» **DIRECTIONS FOR THIS TASK**
Output the listing in full. Every line stays exactly as it is.

» **EXCERPTED DATA**
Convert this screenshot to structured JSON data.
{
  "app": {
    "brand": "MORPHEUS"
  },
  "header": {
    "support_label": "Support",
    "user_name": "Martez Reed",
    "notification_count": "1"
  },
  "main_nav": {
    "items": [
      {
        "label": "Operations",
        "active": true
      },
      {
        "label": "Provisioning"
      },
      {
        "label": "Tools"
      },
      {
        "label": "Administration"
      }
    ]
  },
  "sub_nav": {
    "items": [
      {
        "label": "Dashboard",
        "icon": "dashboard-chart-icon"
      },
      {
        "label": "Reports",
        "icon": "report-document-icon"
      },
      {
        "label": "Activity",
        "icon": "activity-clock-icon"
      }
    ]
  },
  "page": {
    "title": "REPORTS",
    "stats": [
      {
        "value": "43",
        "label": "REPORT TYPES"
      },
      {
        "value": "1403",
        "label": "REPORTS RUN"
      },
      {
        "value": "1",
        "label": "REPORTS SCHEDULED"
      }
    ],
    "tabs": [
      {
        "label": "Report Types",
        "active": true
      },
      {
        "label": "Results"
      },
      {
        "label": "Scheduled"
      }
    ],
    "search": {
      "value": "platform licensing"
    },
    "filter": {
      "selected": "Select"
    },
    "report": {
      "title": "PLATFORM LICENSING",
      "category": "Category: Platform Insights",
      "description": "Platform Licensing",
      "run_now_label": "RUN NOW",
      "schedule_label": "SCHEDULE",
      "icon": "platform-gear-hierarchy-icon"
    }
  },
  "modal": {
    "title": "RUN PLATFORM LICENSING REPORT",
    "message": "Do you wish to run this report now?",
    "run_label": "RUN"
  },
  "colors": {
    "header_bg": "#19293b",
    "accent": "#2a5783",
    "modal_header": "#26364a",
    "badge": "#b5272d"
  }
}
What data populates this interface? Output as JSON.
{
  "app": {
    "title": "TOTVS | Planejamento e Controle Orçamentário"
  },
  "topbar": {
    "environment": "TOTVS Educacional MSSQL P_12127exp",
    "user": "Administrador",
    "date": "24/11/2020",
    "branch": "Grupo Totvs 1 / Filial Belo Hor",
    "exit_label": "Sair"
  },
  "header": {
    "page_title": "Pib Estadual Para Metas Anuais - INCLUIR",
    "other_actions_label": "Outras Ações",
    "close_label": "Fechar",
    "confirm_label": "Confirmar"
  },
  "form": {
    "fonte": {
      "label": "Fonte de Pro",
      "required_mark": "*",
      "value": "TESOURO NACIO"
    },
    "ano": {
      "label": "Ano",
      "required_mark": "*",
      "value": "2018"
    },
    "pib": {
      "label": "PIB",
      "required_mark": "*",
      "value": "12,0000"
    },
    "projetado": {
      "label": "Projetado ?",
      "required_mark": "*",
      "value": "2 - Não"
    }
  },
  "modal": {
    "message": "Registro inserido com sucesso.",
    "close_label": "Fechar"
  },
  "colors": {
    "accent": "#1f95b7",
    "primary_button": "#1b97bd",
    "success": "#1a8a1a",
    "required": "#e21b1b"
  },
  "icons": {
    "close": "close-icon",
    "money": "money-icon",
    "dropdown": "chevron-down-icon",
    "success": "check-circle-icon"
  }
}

» **YOUR SOLUTION**
Convert this screenshot to structured JSON data.
{
  "app": {
    "brand": "MORPHEUS"
  },
  "header": {
    "support_label": "Support",
    "user_name": "Martez Reed",
    "notification_count": "1"
  },
  "main_nav": {
    "items": [
      {
        "label": "Operations",
        "active": true
      },
      {
        "label": "Provisioning"
      },
      {
        "label": "Tools"
      },
      {
        "label": "Administration"
      }
    ]
  },
  "sub_nav": {
    "items": [
      {
        "label": "Dashboard",
        "icon": "dashboard-chart-icon"
      },
      {
        "label": "Reports",
        "icon": "report-document-icon"
      },
      {
        "label": "Activity",
        "icon": "activity-clock-icon"
      }
    ]
  },
  "page": {
    "title": "REPORTS",
    "stats": [
      {
        "value": "43",
        "label": "REPORT TYPES"
      },
      {
        "value": "1403",
        "label": "REPORTS RUN"
      },
      {
        "value": "1",
        "label": "REPORTS SCHEDULED"
      }
    ],
    "tabs": [
      {
        "label": "Report Types",
        "active": true
      },
      {
        "label": "Results"
      },
      {
        "label": "Scheduled"
      }
    ],
    "search": {
      "value": "platform licensing"
    },
    "filter": {
      "selected": "Select"
    },
    "report": {
      "title": "PLATFORM LICENSING",
      "category": "Category: Platform Insights",
      "description": "Platform Licensing",
      "run_now_label": "RUN NOW",
      "schedule_label": "SCHEDULE",
      "icon": "platform-gear-hierarchy-icon"
    }
  },
  "modal": {
    "title": "RUN PLATFORM LICENSING REPORT",
    "message": "Do you wish to run this report now?",
    "run_label": "RUN"
  },
  "colors": {
    "header_bg": "#19293b",
    "accent": "#2a5783",
    "modal_header": "#26364a",
    "badge": "#b5272d"
  }
}
What data populates this interface? Output as JSON.
{
  "app": {
    "title": "TOTVS | Planejamento e Controle Orçamentário"
  },
  "topbar": {
    "environment": "TOTVS Educacional MSSQL P_12127exp",
    "user": "Administrador",
    "date": "24/11/2020",
    "branch": "Grupo Totvs 1 / Filial Belo Hor",
    "exit_label": "Sair"
  },
  "header": {
    "page_title": "Pib Estadual Para Metas Anuais - INCLUIR",
    "other_actions_label": "Outras Ações",
    "close_label": "Fechar",
    "confirm_label": "Confirmar"
  },
  "form": {
    "fonte": {
      "label": "Fonte de Pro",
      "required_mark": "*",
      "value": "TESOURO NACIO"
    },
    "ano": {
      "label": "Ano",
      "required_mark": "*",
      "value": "2018"
    },
    "pib": {
      "label": "PIB",
      "required_mark": "*",
      "value": "12,0000"
    },
    "projetado": {
      "label": "Projetado ?",
      "required_mark": "*",
      "value": "2 - Não"
    }
  },
  "modal": {
    "message": "Registro inserido com sucesso.",
    "close_label": "Fechar"
  },
  "colors": {
    "accent": "#1f95b7",
    "primary_button": "#1b97bd",
    "success": "#1a8a1a",
    "required": "#e21b1b"
  },
  "icons": {
    "close": "close-icon",
    "money": "money-icon",
    "dropdown": "chevron-down-icon",
    "success": "check-circle-icon"
  }
}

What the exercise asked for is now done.